Exercise brief | Return all lines of the data in which the string "teacher" occurs.

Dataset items

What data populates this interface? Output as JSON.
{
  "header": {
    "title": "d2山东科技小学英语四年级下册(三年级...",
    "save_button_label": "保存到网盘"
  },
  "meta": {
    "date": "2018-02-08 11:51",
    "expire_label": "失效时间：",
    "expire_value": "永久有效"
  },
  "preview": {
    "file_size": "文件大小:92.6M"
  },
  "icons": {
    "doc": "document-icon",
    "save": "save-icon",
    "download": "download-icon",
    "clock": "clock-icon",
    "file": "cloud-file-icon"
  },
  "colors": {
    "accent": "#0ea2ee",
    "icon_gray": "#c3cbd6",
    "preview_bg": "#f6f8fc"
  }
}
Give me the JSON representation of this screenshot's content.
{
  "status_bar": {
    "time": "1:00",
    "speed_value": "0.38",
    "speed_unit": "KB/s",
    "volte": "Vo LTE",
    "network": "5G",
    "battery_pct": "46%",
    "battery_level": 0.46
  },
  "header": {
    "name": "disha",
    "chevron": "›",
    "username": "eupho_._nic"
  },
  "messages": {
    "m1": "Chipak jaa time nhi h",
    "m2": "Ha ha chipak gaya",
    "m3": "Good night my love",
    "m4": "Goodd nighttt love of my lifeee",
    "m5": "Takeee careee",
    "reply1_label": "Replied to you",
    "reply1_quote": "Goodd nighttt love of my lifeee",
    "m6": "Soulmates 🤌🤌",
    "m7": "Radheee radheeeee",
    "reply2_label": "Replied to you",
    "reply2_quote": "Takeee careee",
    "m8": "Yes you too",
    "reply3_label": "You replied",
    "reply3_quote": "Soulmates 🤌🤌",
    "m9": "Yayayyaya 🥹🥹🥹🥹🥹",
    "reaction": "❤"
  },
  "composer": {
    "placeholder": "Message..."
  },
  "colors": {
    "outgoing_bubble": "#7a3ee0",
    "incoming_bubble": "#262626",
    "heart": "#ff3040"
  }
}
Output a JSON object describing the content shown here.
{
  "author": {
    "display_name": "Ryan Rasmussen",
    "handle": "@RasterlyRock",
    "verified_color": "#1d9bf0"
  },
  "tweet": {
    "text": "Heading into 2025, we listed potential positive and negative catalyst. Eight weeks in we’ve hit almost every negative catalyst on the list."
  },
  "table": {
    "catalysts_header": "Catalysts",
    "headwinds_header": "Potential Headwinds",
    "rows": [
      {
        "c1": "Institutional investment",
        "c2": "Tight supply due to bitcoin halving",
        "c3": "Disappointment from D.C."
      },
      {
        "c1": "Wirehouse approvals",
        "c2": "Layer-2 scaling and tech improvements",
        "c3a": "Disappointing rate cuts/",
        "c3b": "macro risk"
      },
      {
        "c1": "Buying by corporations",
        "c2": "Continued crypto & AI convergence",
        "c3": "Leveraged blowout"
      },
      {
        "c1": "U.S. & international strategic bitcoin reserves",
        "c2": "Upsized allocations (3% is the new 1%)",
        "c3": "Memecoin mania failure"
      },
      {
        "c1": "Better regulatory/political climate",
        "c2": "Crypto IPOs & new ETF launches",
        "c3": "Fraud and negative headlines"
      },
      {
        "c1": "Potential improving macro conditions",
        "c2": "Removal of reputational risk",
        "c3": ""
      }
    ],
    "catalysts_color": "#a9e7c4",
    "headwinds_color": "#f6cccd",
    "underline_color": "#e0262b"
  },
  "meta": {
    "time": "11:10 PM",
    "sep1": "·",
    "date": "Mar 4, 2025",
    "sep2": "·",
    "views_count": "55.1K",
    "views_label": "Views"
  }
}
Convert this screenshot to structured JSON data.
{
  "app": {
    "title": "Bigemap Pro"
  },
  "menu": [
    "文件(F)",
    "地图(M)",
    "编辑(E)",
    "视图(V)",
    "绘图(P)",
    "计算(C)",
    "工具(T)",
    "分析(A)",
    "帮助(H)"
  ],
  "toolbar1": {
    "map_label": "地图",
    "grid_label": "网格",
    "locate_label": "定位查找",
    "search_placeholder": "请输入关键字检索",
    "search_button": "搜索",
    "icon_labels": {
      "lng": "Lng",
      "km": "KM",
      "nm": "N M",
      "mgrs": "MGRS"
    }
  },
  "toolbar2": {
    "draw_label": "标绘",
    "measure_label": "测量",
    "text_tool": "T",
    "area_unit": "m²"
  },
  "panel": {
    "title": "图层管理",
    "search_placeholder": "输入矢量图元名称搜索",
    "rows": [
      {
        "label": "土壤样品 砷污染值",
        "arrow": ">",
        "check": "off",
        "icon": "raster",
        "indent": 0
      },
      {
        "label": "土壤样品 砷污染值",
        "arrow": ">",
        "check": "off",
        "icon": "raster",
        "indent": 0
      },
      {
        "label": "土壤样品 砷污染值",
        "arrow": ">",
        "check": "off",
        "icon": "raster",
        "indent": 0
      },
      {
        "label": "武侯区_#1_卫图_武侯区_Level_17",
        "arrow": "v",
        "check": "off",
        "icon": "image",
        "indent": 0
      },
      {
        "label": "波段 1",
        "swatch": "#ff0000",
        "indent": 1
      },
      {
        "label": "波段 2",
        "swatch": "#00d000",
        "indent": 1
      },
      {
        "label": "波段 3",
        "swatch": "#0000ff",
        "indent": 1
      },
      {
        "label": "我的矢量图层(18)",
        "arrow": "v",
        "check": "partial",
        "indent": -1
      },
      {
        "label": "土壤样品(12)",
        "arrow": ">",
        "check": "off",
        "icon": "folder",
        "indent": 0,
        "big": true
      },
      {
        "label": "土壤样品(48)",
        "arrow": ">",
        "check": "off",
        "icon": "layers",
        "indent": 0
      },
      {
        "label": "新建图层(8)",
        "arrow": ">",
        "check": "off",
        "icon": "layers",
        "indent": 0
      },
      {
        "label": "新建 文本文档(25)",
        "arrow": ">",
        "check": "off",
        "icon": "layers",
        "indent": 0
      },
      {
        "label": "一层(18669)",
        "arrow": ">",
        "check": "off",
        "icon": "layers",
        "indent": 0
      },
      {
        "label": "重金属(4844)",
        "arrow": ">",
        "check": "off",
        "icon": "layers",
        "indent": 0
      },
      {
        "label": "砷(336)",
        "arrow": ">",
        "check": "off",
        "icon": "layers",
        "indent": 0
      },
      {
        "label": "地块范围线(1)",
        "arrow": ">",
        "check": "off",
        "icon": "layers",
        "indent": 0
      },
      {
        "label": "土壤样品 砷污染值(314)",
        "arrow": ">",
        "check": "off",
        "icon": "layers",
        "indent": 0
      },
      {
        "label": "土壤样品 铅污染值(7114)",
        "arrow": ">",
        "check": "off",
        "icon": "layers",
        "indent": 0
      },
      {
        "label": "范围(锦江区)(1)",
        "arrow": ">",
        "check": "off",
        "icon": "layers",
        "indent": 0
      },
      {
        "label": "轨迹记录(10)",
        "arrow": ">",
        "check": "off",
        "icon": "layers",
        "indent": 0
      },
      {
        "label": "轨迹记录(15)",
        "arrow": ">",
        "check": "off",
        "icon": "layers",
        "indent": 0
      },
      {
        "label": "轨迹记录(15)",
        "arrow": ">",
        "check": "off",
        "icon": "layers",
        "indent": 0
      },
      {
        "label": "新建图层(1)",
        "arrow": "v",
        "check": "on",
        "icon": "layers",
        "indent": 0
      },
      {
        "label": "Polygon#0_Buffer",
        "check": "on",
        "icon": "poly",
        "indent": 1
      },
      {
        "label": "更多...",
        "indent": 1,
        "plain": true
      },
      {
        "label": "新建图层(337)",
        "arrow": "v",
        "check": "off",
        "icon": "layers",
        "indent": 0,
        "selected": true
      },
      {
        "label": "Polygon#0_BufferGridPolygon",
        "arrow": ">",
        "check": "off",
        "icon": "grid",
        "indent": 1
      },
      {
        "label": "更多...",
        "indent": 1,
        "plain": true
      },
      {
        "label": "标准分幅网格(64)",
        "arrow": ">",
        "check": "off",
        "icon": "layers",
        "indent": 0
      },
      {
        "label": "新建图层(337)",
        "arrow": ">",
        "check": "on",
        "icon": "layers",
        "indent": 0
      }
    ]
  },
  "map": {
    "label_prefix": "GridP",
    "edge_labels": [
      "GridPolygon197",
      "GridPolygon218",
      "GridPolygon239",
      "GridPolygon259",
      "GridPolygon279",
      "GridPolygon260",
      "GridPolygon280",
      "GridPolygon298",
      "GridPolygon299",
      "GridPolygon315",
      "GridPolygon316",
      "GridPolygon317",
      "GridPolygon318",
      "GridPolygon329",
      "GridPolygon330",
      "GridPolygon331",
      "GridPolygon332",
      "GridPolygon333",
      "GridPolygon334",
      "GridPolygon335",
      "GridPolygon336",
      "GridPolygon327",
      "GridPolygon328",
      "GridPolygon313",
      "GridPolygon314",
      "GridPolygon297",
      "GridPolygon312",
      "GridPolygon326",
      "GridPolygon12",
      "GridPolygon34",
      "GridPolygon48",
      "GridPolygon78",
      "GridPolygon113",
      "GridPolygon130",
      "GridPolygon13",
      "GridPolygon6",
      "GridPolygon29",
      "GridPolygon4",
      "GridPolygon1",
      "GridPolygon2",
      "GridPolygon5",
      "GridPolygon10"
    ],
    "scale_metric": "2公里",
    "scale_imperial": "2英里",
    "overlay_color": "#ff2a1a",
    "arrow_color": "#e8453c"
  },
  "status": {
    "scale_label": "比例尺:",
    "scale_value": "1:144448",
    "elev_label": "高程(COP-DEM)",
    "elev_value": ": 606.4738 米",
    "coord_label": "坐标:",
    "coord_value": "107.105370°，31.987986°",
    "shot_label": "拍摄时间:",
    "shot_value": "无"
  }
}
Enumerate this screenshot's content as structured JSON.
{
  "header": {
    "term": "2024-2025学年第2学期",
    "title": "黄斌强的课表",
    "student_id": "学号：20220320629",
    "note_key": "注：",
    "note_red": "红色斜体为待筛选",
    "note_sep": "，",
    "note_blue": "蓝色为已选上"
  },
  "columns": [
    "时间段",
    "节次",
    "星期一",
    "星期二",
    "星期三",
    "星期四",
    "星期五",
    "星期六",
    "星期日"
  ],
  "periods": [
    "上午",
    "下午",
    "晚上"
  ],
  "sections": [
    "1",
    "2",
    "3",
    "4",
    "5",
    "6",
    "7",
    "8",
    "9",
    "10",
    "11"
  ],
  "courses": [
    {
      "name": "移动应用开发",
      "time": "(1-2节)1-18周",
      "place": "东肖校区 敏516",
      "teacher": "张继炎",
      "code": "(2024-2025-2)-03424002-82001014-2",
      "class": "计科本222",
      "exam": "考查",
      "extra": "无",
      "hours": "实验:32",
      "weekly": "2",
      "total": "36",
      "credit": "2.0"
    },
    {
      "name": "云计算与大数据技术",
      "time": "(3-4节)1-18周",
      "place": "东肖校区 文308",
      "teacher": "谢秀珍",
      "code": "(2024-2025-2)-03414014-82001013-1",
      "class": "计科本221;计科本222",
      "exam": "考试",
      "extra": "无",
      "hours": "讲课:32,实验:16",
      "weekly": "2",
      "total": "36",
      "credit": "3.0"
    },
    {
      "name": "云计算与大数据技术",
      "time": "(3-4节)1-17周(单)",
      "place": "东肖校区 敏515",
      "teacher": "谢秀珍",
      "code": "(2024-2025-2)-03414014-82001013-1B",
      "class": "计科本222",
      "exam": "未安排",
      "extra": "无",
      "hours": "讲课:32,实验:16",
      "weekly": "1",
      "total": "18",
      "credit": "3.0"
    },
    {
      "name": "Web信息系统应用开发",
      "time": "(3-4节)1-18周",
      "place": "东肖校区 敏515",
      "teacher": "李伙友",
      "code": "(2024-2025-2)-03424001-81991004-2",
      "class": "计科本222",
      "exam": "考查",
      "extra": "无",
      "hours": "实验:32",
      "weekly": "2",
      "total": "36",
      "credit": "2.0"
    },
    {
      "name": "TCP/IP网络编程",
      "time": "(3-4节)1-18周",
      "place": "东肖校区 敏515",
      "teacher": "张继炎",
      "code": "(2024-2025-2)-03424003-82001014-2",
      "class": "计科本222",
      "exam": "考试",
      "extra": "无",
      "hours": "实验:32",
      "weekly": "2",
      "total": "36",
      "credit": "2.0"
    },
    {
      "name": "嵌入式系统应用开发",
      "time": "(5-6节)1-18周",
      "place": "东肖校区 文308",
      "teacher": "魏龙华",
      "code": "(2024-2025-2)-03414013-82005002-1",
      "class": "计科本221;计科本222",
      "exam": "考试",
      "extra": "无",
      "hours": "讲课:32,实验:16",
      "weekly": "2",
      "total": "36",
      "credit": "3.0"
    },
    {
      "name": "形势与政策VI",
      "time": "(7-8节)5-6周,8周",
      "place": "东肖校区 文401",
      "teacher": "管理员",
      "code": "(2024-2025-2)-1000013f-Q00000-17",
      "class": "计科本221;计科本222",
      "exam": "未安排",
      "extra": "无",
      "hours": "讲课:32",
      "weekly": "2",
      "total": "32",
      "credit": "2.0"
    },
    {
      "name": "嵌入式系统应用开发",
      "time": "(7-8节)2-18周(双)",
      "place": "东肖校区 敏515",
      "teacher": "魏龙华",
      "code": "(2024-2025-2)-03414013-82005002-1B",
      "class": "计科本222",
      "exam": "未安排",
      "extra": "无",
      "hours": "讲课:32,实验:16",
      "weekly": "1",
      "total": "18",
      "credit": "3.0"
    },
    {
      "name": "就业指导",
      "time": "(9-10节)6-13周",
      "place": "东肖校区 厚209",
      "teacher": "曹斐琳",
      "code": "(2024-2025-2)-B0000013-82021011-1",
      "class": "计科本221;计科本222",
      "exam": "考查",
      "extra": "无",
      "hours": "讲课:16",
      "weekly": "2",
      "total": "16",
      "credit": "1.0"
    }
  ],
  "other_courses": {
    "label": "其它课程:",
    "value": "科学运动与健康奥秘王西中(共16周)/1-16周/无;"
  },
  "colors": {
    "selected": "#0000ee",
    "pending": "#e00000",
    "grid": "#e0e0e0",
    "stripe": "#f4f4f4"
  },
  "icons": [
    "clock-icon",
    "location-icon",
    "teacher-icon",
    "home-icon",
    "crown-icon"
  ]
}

Exercise output |
      "teacher": "张继炎",
      "teacher": "谢秀珍",
      "teacher": "谢秀珍",
      "teacher": "李伙友",
      "teacher": "张继炎",
      "teacher": "魏龙华",
      "teacher": "管理员",
      "teacher": "魏龙华",
      "teacher": "曹斐琳",
    "teacher-icon",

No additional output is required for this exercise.